Peripheral Vascular Interventions

In the treatment of Peripheral Artery Disease (PAD)

Peripheral artery disease (PAD) is a common circulatory problem in which narrowed arteries reduce blood flow to you arms and legs.  It is also likely to be a sign of accumulation of fatty deposits in your arteries throughout the body including your heart and brain.  Often, you can successfully treat peripheral artery disease by quitting tobacco, exercising and eating a healthy diet.

Common Symptoms:

  • Most common is (intermittent claudication) - painful cramping in your hips, thighs and or calf muscles after activity such as walking or climbing stairs.
  • Leg numbness or weakness.
  • Coldness in your lower leg or foot, especially when compared with the other leg or foot.
  • Sores on your toes, feet or legs that won't heal.
  • A change in the color of your legs.
  • Hair loss or slower hair growth on your feet and legs.
  • Slower growth of your toenails.
  • Shiny skin on your legs.
  • No pulse or a weak pulse in your legs or feet.
  • Erectile dysfunction in men.
  • Progression of the disease may even cause pain while at rest or lying down (ischemic rest pain).

Risk Factors:

  • Smoking
  • Diabetes
  • Obesity (Body Mass index over 30)
  • High Blood Pressure (140/90 or higher)
  • High Cholesterol
  • Under age 50 with 2 or more risk factors noted above
  • Over age 50 with a history of Diabetes or Smoking
  • Over age 70 even if no symptoms
  • Family history of PAD, heart disease or Stroke
  • High levels of homocysteine, a protein component that helps build and maintain tissue.
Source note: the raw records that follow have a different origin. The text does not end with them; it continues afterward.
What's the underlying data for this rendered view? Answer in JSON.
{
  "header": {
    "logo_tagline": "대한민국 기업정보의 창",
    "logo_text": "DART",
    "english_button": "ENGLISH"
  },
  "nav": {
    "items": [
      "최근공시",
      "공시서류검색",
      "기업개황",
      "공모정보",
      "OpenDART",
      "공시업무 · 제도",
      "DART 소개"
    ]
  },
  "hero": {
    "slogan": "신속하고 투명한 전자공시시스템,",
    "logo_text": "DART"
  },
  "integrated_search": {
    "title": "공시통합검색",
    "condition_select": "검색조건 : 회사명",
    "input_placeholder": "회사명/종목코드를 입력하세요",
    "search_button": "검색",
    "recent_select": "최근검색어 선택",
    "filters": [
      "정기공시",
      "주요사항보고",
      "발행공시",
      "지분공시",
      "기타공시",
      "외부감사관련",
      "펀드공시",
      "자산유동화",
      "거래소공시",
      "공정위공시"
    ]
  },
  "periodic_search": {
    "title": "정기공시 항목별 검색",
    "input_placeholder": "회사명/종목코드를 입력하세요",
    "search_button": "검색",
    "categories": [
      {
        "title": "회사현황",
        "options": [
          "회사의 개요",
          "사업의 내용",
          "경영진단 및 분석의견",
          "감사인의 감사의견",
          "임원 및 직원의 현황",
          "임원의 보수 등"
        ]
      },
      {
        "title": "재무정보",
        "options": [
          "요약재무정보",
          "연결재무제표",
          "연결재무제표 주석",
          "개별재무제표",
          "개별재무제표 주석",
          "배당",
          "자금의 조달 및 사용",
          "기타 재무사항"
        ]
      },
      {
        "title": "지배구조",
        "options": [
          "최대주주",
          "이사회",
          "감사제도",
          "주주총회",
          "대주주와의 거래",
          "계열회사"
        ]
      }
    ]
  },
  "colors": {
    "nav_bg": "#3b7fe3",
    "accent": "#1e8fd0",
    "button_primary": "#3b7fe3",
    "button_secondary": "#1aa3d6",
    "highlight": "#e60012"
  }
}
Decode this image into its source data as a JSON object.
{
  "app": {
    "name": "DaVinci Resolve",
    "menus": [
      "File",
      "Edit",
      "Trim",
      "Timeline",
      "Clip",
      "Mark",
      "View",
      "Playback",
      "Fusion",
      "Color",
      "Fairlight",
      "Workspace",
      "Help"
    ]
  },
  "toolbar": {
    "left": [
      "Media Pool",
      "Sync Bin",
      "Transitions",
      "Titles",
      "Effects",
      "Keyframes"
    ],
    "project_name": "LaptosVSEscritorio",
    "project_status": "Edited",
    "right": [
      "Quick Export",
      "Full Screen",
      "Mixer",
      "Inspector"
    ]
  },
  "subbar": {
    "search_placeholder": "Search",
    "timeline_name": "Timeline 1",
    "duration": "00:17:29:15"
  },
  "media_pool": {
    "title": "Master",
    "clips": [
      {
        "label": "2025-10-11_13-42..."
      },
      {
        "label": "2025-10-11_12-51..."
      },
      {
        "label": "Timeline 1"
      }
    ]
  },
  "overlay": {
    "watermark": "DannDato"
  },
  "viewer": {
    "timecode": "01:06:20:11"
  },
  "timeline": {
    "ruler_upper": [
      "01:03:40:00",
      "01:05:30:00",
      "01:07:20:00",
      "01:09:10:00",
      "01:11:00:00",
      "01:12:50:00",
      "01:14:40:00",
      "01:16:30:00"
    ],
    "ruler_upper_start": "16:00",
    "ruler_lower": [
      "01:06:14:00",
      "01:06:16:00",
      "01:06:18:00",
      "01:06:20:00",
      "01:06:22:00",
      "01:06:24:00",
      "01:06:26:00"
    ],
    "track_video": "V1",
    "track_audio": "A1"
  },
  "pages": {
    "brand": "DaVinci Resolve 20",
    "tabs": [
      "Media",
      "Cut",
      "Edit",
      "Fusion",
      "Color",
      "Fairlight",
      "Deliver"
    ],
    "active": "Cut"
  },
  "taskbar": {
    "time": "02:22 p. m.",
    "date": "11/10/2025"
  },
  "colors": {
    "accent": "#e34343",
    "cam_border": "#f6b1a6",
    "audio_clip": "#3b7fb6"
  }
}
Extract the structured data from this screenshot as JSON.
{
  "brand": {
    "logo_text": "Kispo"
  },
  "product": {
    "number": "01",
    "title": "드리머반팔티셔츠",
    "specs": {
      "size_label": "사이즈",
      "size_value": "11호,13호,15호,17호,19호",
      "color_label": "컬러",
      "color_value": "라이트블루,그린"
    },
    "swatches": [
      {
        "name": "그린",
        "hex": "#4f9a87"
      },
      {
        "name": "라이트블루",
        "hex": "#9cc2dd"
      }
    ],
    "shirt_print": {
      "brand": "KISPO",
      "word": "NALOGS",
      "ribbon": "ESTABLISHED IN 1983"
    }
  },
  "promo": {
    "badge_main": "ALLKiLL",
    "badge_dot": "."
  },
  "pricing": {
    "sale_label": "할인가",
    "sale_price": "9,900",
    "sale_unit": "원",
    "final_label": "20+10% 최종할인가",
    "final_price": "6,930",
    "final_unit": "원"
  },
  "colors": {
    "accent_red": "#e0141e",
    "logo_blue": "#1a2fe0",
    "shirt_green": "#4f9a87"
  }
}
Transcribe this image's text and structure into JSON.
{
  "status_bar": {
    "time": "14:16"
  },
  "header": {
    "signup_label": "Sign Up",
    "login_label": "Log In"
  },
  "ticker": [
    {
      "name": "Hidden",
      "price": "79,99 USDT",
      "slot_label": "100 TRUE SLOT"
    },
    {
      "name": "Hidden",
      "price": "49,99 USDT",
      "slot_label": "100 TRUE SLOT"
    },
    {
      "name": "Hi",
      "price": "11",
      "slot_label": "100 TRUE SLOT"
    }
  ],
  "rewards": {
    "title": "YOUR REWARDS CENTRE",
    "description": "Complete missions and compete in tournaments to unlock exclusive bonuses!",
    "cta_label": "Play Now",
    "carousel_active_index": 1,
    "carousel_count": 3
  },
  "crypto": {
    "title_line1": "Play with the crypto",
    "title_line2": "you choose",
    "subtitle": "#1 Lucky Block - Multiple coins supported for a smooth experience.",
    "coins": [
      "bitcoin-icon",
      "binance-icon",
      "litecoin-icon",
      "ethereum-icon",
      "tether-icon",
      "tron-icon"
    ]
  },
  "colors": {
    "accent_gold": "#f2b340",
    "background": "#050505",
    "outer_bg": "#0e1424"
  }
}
Tests and diagnosis:

  • Physical Exam by your physician who will look for signs of PAD such as weak or absent pulse.
  • Ankle Brachial Index (ABI) compares the blood pressure in your ankles with the blood pressure in your arm.
  • Arterial Duplex Ultrasound which uses sound waves to take images of the arteries and the blood flow helping to identify blockages or narrowed arteries.
  • Angiography which is done in the hospital in a cath lab.  The physician uses a dye (contrast) which is injected into the arteries to show the blood flow.  During this injection X-rays are taken which help to identify the blockages, location of the blockages and the narrowing of the arteries. Although this is invasive, it allows for simultaneous diagnosis and treatment (see below).

Medications and Treatments:

  • Cholesterol-lowering medications - Statins reduce your risk factor of heart attack and stroke.  The goal in patients who have PAD is to reduce the low-density-lipoprotein (LDL) "Bad" Cholesterol to less than 100mg/dL  The goal is even lower if you have additional major risk factors for heart attack and stroke, especially if you are diabetic or if you continue smoking.
  • High blood pressure medication - If you also have high blood pressure your doctor may prescribe medications to lower it. The goal of this is to reduce your systolic blood pressure (top number) to 140mmHg or lower and your diastolic blood pressure (bottom number) to 90mmHg or lower.  If you are diabetic your target should be 130/80mmHg or lower.
  • Medications to control blood sugar - If you also have diabetes, it becomes even more important to control your blood sugar (glucose) levels.  Talk with your doctor about what your blood sugar goals are and what you need to take to achieve those goals.
  • Medications to prevent blood clots - Since PAD is related to reduced blood flow to your limbs, it's important to reduce your risk of blood clots.  A blood clot can completely block an already narrowed blood vessel and cause tissue death.  Your doctor may prescribe oral antiplatelets such as Plavix, Brilinta or Effient  to help prevent blood clots.
  • Symptom-relief medications - The drug cilostazol (Pletal) or pentoxifylline (Trental) increases blood flow to the limbs both by preventing blood clots and by widening the blood vessels.  It specifically helps treat symptoms of claudication (leg pain).


  • Treatment with Peripheral Intervention (Angiography) - In this procedure a small hollow tube (catheter) is inserted through a blood vessel to the affected artery.  There, a small balloon on the tip of the catheter is inflated to reopen the artery and flatten the blockage into the artery wall, while at the same time stretching the artery open to increase blood flow.  Your doctor may also insert a mesh framework called a stent in the artery to help keep it open.  This is the same procedure used to open heart arteries.


 Note:  People who smoke or have diabetes have the greatest risk of developing peripheral artery disease due to reduced blood flow.